* **Task to complete**
Scan the records for "color". Report each line that includes it.

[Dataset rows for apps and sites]

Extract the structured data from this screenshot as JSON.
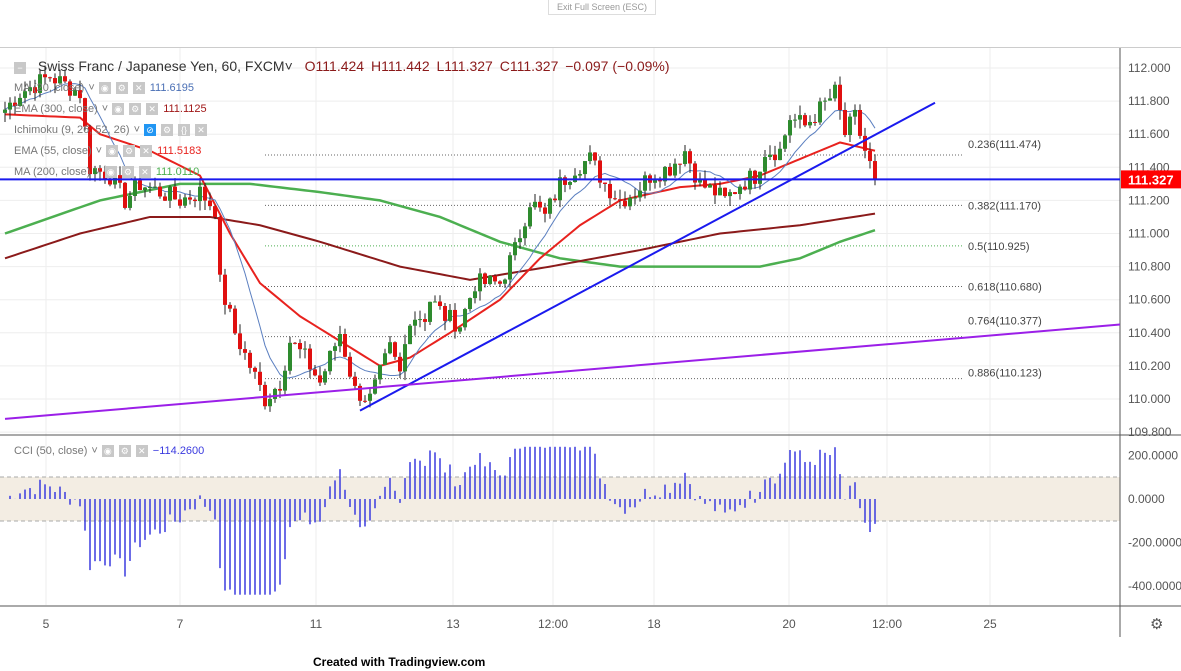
{
  "header": {
    "exit_fullscreen": "Exit Full Screen (ESC)"
  },
  "symbol": {
    "name": "Swiss Franc / Japanese Yen, 60, FXCM",
    "open": "O111.424",
    "high": "H111.442",
    "low": "L111.327",
    "close": "C111.327",
    "change": "−0.097 (−0.09%)"
  },
  "indicators": [
    {
      "label": "MA (20, close)",
      "value": "111.6195",
      "color": "#4a6fb5"
    },
    {
      "label": "EMA (300, close)",
      "value": "111.1125",
      "color": "#a01818"
    },
    {
      "label": "Ichimoku (9, 26, 52, 26)",
      "value": "",
      "color": "#999"
    },
    {
      "label": "EMA (55, close)",
      "value": "111.5183",
      "color": "#e8221e"
    },
    {
      "label": "MA (200, close)",
      "value": "111.0110",
      "color": "#4caf50"
    }
  ],
  "cci": {
    "label": "CCI (50, close)",
    "value": "−114.2600"
  },
  "last_price": "111.327",
  "credit": "Created with Tradingview.com",
  "chart_data": {
    "type": "candlestick",
    "title": "Swiss Franc / Japanese Yen, 60, FXCM",
    "ylim": [
      109.75,
      112.1
    ],
    "y_ticks": [
      "112.000",
      "111.800",
      "111.600",
      "111.400",
      "111.200",
      "111.000",
      "110.800",
      "110.600",
      "110.400",
      "110.200",
      "110.000",
      "109.800"
    ],
    "x_ticks": [
      "5",
      "7",
      "11",
      "13",
      "12:00",
      "18",
      "20",
      "12:00",
      "25"
    ],
    "cci_ticks": [
      "200.0000",
      "0.0000",
      "-200.0000",
      "-400.0000"
    ],
    "close_path": [
      [
        0,
        111.75
      ],
      [
        3,
        111.85
      ],
      [
        9,
        111.95
      ],
      [
        15,
        111.85
      ],
      [
        17,
        111.4
      ],
      [
        21,
        111.35
      ],
      [
        24,
        111.2
      ],
      [
        27,
        111.3
      ],
      [
        31,
        111.25
      ],
      [
        35,
        111.2
      ],
      [
        39,
        111.25
      ],
      [
        42,
        111.15
      ],
      [
        43,
        110.7
      ],
      [
        46,
        110.4
      ],
      [
        49,
        110.2
      ],
      [
        52,
        110.0
      ],
      [
        55,
        110.1
      ],
      [
        57,
        110.35
      ],
      [
        60,
        110.25
      ],
      [
        63,
        110.1
      ],
      [
        67,
        110.4
      ],
      [
        70,
        110.05
      ],
      [
        73,
        110.0
      ],
      [
        77,
        110.3
      ],
      [
        79,
        110.15
      ],
      [
        81,
        110.5
      ],
      [
        84,
        110.5
      ],
      [
        85,
        110.6
      ],
      [
        88,
        110.5
      ],
      [
        91,
        110.45
      ],
      [
        94,
        110.7
      ],
      [
        99,
        110.7
      ],
      [
        102,
        110.9
      ],
      [
        105,
        111.2
      ],
      [
        108,
        111.1
      ],
      [
        111,
        111.3
      ],
      [
        114,
        111.4
      ],
      [
        117,
        111.45
      ],
      [
        120,
        111.3
      ],
      [
        123,
        111.2
      ],
      [
        126,
        111.25
      ],
      [
        129,
        111.35
      ],
      [
        133,
        111.4
      ],
      [
        136,
        111.5
      ],
      [
        139,
        111.3
      ],
      [
        142,
        111.25
      ],
      [
        144,
        111.2
      ],
      [
        147,
        111.3
      ],
      [
        150,
        111.35
      ],
      [
        152,
        111.5
      ],
      [
        155,
        111.5
      ],
      [
        157,
        111.7
      ],
      [
        160,
        111.65
      ],
      [
        163,
        111.75
      ],
      [
        166,
        111.85
      ],
      [
        168,
        111.6
      ],
      [
        170,
        111.7
      ],
      [
        172,
        111.5
      ],
      [
        174,
        111.327
      ]
    ],
    "ema55": [
      [
        0,
        111.72
      ],
      [
        15,
        111.7
      ],
      [
        19,
        111.6
      ],
      [
        29,
        111.5
      ],
      [
        39,
        111.35
      ],
      [
        45,
        111.0
      ],
      [
        51,
        110.7
      ],
      [
        59,
        110.5
      ],
      [
        67,
        110.35
      ],
      [
        75,
        110.2
      ],
      [
        81,
        110.25
      ],
      [
        89,
        110.4
      ],
      [
        99,
        110.6
      ],
      [
        107,
        110.85
      ],
      [
        115,
        111.05
      ],
      [
        123,
        111.2
      ],
      [
        135,
        111.28
      ],
      [
        143,
        111.3
      ],
      [
        151,
        111.35
      ],
      [
        159,
        111.45
      ],
      [
        167,
        111.55
      ],
      [
        174,
        111.5
      ]
    ],
    "ma200": [
      [
        0,
        111.0
      ],
      [
        19,
        111.2
      ],
      [
        35,
        111.3
      ],
      [
        49,
        111.3
      ],
      [
        63,
        111.25
      ],
      [
        75,
        111.2
      ],
      [
        87,
        111.1
      ],
      [
        99,
        110.95
      ],
      [
        111,
        110.85
      ],
      [
        123,
        110.8
      ],
      [
        135,
        110.8
      ],
      [
        151,
        110.8
      ],
      [
        159,
        110.85
      ],
      [
        167,
        110.95
      ],
      [
        174,
        111.02
      ]
    ],
    "ema300": [
      [
        0,
        110.85
      ],
      [
        15,
        111.0
      ],
      [
        29,
        111.1
      ],
      [
        41,
        111.1
      ],
      [
        51,
        111.05
      ],
      [
        63,
        110.95
      ],
      [
        79,
        110.8
      ],
      [
        93,
        110.72
      ],
      [
        109,
        110.8
      ],
      [
        127,
        110.9
      ],
      [
        143,
        111.0
      ],
      [
        159,
        111.05
      ],
      [
        174,
        111.12
      ]
    ],
    "horizontal_line": 111.327,
    "fib_levels": [
      {
        "label": "0.236(111.474)",
        "price": 111.474
      },
      {
        "label": "0.382(111.170)",
        "price": 111.17
      },
      {
        "label": "0.5(110.925)",
        "price": 110.925
      },
      {
        "label": "0.618(110.680)",
        "price": 110.68
      },
      {
        "label": "0.764(110.377)",
        "price": 110.377
      },
      {
        "label": "0.886(110.123)",
        "price": 110.123
      }
    ],
    "trendline_up": [
      [
        71,
        109.93
      ],
      [
        186,
        111.79
      ]
    ],
    "trendline_support": [
      [
        0,
        109.88
      ],
      [
        223,
        110.45
      ]
    ]
  }
}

* **Result**
      "color": "#4a6fb5"
      "color": "#a01818"
      "color": "#999"
      "color": "#e8221e"
      "color": "#4caf50"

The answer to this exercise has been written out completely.